# RECORD EXTRACTS
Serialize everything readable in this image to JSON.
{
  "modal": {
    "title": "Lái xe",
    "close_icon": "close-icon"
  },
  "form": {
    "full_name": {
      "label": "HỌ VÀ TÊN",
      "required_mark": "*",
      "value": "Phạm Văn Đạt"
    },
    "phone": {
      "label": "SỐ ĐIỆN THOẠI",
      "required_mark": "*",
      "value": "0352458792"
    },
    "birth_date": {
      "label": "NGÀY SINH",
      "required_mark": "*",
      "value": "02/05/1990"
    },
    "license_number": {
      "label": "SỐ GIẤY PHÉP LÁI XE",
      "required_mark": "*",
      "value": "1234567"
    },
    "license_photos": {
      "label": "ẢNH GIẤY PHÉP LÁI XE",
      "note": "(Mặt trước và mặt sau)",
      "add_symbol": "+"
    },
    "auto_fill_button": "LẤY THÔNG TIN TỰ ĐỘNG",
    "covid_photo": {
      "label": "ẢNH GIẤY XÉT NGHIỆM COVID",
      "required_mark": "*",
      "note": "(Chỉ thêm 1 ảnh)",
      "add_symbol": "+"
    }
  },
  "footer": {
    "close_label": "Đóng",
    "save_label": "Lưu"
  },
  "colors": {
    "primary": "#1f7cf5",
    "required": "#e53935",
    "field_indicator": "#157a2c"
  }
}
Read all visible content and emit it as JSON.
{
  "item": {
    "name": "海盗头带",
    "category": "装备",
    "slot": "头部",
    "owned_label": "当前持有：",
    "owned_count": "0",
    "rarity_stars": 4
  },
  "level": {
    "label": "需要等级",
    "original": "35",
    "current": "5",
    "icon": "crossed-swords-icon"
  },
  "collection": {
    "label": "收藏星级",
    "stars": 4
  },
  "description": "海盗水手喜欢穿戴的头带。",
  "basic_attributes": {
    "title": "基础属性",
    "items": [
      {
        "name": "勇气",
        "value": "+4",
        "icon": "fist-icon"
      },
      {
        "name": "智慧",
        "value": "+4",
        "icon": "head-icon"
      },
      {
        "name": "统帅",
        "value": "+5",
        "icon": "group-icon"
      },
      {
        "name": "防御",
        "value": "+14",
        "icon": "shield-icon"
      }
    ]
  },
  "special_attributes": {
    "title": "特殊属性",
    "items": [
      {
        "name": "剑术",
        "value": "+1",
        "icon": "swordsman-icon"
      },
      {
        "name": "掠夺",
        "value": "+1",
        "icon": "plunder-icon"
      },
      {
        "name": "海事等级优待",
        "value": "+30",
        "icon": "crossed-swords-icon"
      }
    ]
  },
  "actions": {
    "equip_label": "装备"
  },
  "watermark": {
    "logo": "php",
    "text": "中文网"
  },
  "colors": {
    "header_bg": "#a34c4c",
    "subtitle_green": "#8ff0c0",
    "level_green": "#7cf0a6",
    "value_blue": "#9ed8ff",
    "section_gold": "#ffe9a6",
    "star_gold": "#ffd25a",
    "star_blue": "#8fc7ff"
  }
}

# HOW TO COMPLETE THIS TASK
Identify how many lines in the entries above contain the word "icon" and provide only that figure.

# YOUR SOLUTION
9